- Integrated Enterprise Content Management: Organizations can use Microsoft's ECM to integrate with SharePoint Server 2007 for management of content created with Office programs. For example, PowerPoint slides can be stored in specialized slide libraries so users can share and repurpose existing individual slides. Workflow templates can be applied to documents to improve the review and approval process. Barcodes and labels can be embedded within documents. Office 2007 Professional Plus, Enterprise, and Ultimate editions allow full use of ECM capabilities. Users can initiate and complete workflow tasks from within the Office applications, publish presentations and individual slides and spreadsheets to libraries, and create barcodes and labels from metadata. Users of Office 2007 Standard, Professional, Small Business, Home & Student, and Basic editions can initiate and complete workflow tasks from a Web browser, browse the libraries and build presentations from slides in the library within PowerPoint, view and use spreadsheets from the libraries in the Web browser, and read and print existing barcodes and labels in Office documents. More about ECM.
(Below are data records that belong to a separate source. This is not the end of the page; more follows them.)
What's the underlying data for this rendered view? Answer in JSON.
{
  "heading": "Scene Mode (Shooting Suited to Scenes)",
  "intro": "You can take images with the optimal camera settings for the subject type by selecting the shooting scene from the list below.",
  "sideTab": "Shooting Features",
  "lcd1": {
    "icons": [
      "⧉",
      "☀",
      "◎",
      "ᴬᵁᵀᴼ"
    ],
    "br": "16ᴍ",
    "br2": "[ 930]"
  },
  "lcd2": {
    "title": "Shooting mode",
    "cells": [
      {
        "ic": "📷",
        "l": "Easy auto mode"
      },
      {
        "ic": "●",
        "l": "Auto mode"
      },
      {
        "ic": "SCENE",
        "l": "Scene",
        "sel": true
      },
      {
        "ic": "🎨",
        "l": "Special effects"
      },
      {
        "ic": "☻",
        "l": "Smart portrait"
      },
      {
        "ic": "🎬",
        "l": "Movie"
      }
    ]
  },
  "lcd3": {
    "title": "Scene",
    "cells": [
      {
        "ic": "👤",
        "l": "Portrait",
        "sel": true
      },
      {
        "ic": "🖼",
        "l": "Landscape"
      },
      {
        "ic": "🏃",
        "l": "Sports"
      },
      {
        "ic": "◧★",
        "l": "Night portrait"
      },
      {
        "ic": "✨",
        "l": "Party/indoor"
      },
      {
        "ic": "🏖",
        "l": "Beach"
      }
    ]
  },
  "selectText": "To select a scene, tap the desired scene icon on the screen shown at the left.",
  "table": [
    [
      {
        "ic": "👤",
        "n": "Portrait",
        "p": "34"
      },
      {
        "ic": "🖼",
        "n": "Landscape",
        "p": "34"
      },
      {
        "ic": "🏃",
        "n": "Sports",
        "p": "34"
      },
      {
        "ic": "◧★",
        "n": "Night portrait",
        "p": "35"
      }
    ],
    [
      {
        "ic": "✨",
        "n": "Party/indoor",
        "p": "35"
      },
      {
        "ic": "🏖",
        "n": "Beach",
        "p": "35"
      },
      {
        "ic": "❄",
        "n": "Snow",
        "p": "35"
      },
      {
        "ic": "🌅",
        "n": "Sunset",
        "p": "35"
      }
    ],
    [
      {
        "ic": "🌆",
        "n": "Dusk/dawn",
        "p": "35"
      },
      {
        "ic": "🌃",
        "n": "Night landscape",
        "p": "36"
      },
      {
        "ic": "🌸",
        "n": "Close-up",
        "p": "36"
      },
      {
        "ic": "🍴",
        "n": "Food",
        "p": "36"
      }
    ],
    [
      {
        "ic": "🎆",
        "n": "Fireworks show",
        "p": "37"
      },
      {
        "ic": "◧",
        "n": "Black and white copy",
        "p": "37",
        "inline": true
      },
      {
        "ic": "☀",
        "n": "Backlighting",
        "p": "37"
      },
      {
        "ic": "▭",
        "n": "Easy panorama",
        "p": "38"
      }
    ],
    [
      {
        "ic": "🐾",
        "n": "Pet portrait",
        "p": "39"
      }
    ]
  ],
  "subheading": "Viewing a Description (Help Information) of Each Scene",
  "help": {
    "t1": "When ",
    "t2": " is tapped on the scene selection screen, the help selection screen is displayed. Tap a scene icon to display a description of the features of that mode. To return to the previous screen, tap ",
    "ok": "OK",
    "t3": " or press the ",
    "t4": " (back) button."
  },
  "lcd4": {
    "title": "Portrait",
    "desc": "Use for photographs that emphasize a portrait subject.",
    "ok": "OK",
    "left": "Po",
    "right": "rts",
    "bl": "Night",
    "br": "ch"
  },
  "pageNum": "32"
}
- Integrated electronic forms: Electronic forms are created via InfoPath 2007 and can be filled out either via the InfoPath client or within a Web browser when the forms are published to a SharePoint server. InfoPath 2007 client software is included in Office 2007 Professional Plus, Enterprise, and Ultimate editions, so you need one of these to be able to create the forms.
- Advanced IRM: You can create and read IRM-protected content in Office 2007 Professional Plus, Enterprise, and Ultimate editions. If you only need to be able to read IRM-protected content created by others, you can use Office 2007 Standard, Professional, Small Business, Home & Student, or Basic editions. You can read — but not create or change — IRM-protected content with Internet Explorer 7 or Internet Explorer 6 with the rights management add-on, which is a free download.
Selecting the right edition of Microsoft Office 2007 can be a challenge, but with so many editions to choose from, there is probably one that fits your needs and your budget. The key is to evaluate what's included in each and get all the applications and features you need, while at the same time avoiding paying for more than you'll use.
Debra Littlejohn Shinder, MCSE, MVP is a technology consultant, trainer, and writer who has authored a number of books on computer operating systems, networking, and security. Deb is a tech editor, developmental editor, and contributor to over 20 additional books on subjects such as the Windows 2000 and Windows 2003 MCSE exams, CompTIA Security+ exam, and TruSecure's ICSA certification.